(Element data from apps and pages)
..........
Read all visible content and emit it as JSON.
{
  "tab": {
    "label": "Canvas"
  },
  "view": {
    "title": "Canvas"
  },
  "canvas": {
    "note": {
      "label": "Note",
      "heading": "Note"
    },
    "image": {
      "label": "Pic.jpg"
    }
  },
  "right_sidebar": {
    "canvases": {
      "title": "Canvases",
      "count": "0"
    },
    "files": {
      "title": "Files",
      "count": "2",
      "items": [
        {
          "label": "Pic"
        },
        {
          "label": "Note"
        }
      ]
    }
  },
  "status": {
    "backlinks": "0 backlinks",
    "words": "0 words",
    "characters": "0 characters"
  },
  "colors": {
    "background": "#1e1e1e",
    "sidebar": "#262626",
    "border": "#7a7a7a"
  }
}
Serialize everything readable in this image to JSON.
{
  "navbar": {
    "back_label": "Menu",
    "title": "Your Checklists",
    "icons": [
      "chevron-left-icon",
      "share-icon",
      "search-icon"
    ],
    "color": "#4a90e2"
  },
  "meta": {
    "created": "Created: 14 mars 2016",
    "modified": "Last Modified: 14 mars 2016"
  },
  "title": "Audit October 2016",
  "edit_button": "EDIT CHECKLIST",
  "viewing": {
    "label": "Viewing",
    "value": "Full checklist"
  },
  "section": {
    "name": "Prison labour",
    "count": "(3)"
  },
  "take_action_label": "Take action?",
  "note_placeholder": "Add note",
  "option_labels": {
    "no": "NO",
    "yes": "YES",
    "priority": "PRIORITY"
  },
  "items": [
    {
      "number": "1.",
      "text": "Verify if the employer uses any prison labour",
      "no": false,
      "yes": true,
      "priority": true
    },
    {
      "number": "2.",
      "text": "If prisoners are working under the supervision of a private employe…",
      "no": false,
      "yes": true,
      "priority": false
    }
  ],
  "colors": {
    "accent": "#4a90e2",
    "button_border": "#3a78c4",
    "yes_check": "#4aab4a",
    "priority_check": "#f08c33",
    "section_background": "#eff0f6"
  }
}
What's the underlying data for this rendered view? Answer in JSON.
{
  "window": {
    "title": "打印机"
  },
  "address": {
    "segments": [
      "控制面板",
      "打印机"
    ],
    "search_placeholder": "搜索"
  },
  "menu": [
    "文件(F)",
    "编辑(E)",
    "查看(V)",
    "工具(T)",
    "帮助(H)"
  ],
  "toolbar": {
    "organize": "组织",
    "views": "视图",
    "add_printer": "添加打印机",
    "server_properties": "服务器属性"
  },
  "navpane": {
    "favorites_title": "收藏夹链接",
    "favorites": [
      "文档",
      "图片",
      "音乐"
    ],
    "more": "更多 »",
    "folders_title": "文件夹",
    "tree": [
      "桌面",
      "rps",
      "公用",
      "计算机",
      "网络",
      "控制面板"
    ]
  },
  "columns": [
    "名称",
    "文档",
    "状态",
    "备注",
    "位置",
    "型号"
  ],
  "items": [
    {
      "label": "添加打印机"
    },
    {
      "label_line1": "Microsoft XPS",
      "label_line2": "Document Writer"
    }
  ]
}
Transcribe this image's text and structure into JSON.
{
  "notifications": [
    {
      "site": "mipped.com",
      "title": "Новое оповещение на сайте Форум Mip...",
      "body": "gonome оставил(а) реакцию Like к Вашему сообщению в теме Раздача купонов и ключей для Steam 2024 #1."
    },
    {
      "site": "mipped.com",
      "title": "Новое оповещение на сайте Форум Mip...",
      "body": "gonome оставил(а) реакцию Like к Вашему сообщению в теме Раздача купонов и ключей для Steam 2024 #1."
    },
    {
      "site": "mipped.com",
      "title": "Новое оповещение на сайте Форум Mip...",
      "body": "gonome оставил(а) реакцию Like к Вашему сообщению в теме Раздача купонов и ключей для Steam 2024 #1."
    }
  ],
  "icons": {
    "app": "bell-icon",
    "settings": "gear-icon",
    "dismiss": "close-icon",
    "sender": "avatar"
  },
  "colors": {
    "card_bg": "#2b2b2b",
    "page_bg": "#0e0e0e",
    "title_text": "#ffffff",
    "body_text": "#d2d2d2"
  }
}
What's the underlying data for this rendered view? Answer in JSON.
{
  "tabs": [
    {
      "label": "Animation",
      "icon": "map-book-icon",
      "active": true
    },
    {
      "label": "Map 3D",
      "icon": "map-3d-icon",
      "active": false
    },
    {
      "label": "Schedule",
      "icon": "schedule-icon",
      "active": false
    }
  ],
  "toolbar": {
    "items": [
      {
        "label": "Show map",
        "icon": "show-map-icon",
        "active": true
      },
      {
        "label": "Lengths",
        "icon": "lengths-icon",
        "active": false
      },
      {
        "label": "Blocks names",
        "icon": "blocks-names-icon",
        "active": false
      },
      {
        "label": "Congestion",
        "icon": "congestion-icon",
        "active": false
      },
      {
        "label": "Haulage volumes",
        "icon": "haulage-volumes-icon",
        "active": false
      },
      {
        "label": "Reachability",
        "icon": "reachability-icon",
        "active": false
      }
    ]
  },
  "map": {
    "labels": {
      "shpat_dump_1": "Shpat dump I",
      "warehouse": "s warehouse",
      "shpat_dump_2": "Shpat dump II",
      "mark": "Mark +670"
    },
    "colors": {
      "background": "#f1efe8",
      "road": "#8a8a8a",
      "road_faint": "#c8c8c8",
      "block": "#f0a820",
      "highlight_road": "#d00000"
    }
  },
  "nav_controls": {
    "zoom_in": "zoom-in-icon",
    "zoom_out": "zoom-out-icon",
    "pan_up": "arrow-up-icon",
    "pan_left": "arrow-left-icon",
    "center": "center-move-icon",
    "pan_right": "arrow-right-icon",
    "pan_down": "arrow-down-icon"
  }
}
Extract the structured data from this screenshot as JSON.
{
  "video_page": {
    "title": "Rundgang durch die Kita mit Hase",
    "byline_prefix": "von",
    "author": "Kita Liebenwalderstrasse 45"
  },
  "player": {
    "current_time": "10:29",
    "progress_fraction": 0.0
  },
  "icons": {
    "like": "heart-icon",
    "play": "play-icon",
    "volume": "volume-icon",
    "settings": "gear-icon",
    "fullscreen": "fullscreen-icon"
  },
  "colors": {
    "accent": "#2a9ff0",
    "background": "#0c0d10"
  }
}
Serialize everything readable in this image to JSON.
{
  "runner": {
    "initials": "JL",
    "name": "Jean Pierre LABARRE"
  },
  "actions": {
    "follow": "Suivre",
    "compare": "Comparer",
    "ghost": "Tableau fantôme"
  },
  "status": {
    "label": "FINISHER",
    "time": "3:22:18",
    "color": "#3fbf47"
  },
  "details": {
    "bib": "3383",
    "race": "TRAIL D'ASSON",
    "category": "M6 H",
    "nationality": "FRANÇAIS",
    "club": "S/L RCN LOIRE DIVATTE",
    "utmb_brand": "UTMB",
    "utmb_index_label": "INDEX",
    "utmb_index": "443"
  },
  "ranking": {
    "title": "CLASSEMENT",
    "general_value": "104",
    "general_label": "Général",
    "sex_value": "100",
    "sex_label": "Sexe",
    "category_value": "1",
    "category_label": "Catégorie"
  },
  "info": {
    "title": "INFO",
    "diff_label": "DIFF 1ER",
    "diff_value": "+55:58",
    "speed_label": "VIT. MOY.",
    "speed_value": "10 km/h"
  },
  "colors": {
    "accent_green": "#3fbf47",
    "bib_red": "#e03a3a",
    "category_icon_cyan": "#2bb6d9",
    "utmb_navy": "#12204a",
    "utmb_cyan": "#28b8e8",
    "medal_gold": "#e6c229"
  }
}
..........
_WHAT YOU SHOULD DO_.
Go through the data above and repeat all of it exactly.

_EXPECTED OUTPUT_.
Read all visible content and emit it as JSON.
{
  "tab": {
    "label": "Canvas"
  },
  "view": {
    "title": "Canvas"
  },
  "canvas": {
    "note": {
      "label": "Note",
      "heading": "Note"
    },
    "image": {
      "label": "Pic.jpg"
    }
  },
  "right_sidebar": {
    "canvases": {
      "title": "Canvases",
      "count": "0"
    },
    "files": {
      "title": "Files",
      "count": "2",
      "items": [
        {
          "label": "Pic"
        },
        {
          "label": "Note"
        }
      ]
    }
  },
  "status": {
    "backlinks": "0 backlinks",
    "words": "0 words",
    "characters": "0 characters"
  },
  "colors": {
    "background": "#1e1e1e",
    "sidebar": "#262626",
    "border": "#7a7a7a"
  }
}
Serialize everything readable in this image to JSON.
{
  "navbar": {
    "back_label": "Menu",
    "title": "Your Checklists",
    "icons": [
      "chevron-left-icon",
      "share-icon",
      "search-icon"
    ],
    "color": "#4a90e2"
  },
  "meta": {
    "created": "Created: 14 mars 2016",
    "modified": "Last Modified: 14 mars 2016"
  },
  "title": "Audit October 2016",
  "edit_button": "EDIT CHECKLIST",
  "viewing": {
    "label": "Viewing",
    "value": "Full checklist"
  },
  "section": {
    "name": "Prison labour",
    "count": "(3)"
  },
  "take_action_label": "Take action?",
  "note_placeholder": "Add note",
  "option_labels": {
    "no": "NO",
    "yes": "YES",
    "priority": "PRIORITY"
  },
  "items": [
    {
      "number": "1.",
      "text": "Verify if the employer uses any prison labour",
      "no": false,
      "yes": true,
      "priority": true
    },
    {
      "number": "2.",
      "text": "If prisoners are working under the supervision of a private employe…",
      "no": false,
      "yes": true,
      "priority": false
    }
  ],
  "colors": {
    "accent": "#4a90e2",
    "button_border": "#3a78c4",
    "yes_check": "#4aab4a",
    "priority_check": "#f08c33",
    "section_background": "#eff0f6"
  }
}
What's the underlying data for this rendered view? Answer in JSON.
{
  "window": {
    "title": "打印机"
  },
  "address": {
    "segments": [
      "控制面板",
      "打印机"
    ],
    "search_placeholder": "搜索"
  },
  "menu": [
    "文件(F)",
    "编辑(E)",
    "查看(V)",
    "工具(T)",
    "帮助(H)"
  ],
  "toolbar": {
    "organize": "组织",
    "views": "视图",
    "add_printer": "添加打印机",
    "server_properties": "服务器属性"
  },
  "navpane": {
    "favorites_title": "收藏夹链接",
    "favorites": [
      "文档",
      "图片",
      "音乐"
    ],
    "more": "更多 »",
    "folders_title": "文件夹",
    "tree": [
      "桌面",
      "rps",
      "公用",
      "计算机",
      "网络",
      "控制面板"
    ]
  },
  "columns": [
    "名称",
    "文档",
    "状态",
    "备注",
    "位置",
    "型号"
  ],
  "items": [
    {
      "label": "添加打印机"
    },
    {
      "label_line1": "Microsoft XPS",
      "label_line2": "Document Writer"
    }
  ]
}
Transcribe this image's text and structure into JSON.
{
  "notifications": [
    {
      "site": "mipped.com",
      "title": "Новое оповещение на сайте Форум Mip...",
      "body": "gonome оставил(а) реакцию Like к Вашему сообщению в теме Раздача купонов и ключей для Steam 2024 #1."
    },
    {
      "site": "mipped.com",
      "title": "Новое оповещение на сайте Форум Mip...",
      "body": "gonome оставил(а) реакцию Like к Вашему сообщению в теме Раздача купонов и ключей для Steam 2024 #1."
    },
    {
      "site": "mipped.com",
      "title": "Новое оповещение на сайте Форум Mip...",
      "body": "gonome оставил(а) реакцию Like к Вашему сообщению в теме Раздача купонов и ключей для Steam 2024 #1."
    }
  ],
  "icons": {
    "app": "bell-icon",
    "settings": "gear-icon",
    "dismiss": "close-icon",
    "sender": "avatar"
  },
  "colors": {
    "card_bg": "#2b2b2b",
    "page_bg": "#0e0e0e",
    "title_text": "#ffffff",
    "body_text": "#d2d2d2"
  }
}
What's the underlying data for this rendered view? Answer in JSON.
{
  "tabs": [
    {
      "label": "Animation",
      "icon": "map-book-icon",
      "active": true
    },
    {
      "label": "Map 3D",
      "icon": "map-3d-icon",
      "active": false
    },
    {
      "label": "Schedule",
      "icon": "schedule-icon",
      "active": false
    }
  ],
  "toolbar": {
    "items": [
      {
        "label": "Show map",
        "icon": "show-map-icon",
        "active": true
      },
      {
        "label": "Lengths",
        "icon": "lengths-icon",
        "active": false
      },
      {
        "label": "Blocks names",
        "icon": "blocks-names-icon",
        "active": false
      },
      {
        "label": "Congestion",
        "icon": "congestion-icon",
        "active": false
      },
      {
        "label": "Haulage volumes",
        "icon": "haulage-volumes-icon",
        "active": false
      },
      {
        "label": "Reachability",
        "icon": "reachability-icon",
        "active": false
      }
    ]
  },
  "map": {
    "labels": {
      "shpat_dump_1": "Shpat dump I",
      "warehouse": "s warehouse",
      "shpat_dump_2": "Shpat dump II",
      "mark": "Mark +670"
    },
    "colors": {
      "background": "#f1efe8",
      "road": "#8a8a8a",
      "road_faint": "#c8c8c8",
      "block": "#f0a820",
      "highlight_road": "#d00000"
    }
  },
  "nav_controls": {
    "zoom_in": "zoom-in-icon",
    "zoom_out": "zoom-out-icon",
    "pan_up": "arrow-up-icon",
    "pan_left": "arrow-left-icon",
    "center": "center-move-icon",
    "pan_right": "arrow-right-icon",
    "pan_down": "arrow-down-icon"
  }
}
Extract the structured data from this screenshot as JSON.
{
  "video_page": {
    "title": "Rundgang durch die Kita mit Hase",
    "byline_prefix": "von",
    "author": "Kita Liebenwalderstrasse 45"
  },
  "player": {
    "current_time": "10:29",
    "progress_fraction": 0.0
  },
  "icons": {
    "like": "heart-icon",
    "play": "play-icon",
    "volume": "volume-icon",
    "settings": "gear-icon",
    "fullscreen": "fullscreen-icon"
  },
  "colors": {
    "accent": "#2a9ff0",
    "background": "#0c0d10"
  }
}
Serialize everything readable in this image to JSON.
{
  "runner": {
    "initials": "JL",
    "name": "Jean Pierre LABARRE"
  },
  "actions": {
    "follow": "Suivre",
    "compare": "Comparer",
    "ghost": "Tableau fantôme"
  },
  "status": {
    "label": "FINISHER",
    "time": "3:22:18",
    "color": "#3fbf47"
  },
  "details": {
    "bib": "3383",
    "race": "TRAIL D'ASSON",
    "category": "M6 H",
    "nationality": "FRANÇAIS",
    "club": "S/L RCN LOIRE DIVATTE",
    "utmb_brand": "UTMB",
    "utmb_index_label": "INDEX",
    "utmb_index": "443"
  },
  "ranking": {
    "title": "CLASSEMENT",
    "general_value": "104",
    "general_label": "Général",
    "sex_value": "100",
    "sex_label": "Sexe",
    "category_value": "1",
    "category_label": "Catégorie"
  },
  "info": {
    "title": "INFO",
    "diff_label": "DIFF 1ER",
    "diff_value": "+55:58",
    "speed_label": "VIT. MOY.",
    "speed_value": "10 km/h"
  },
  "colors": {
    "accent_green": "#3fbf47",
    "bib_red": "#e03a3a",
    "category_icon_cyan": "#2bb6d9",
    "utmb_navy": "#12204a",
    "utmb_cyan": "#28b8e8",
    "medal_gold": "#e6c229"
  }
}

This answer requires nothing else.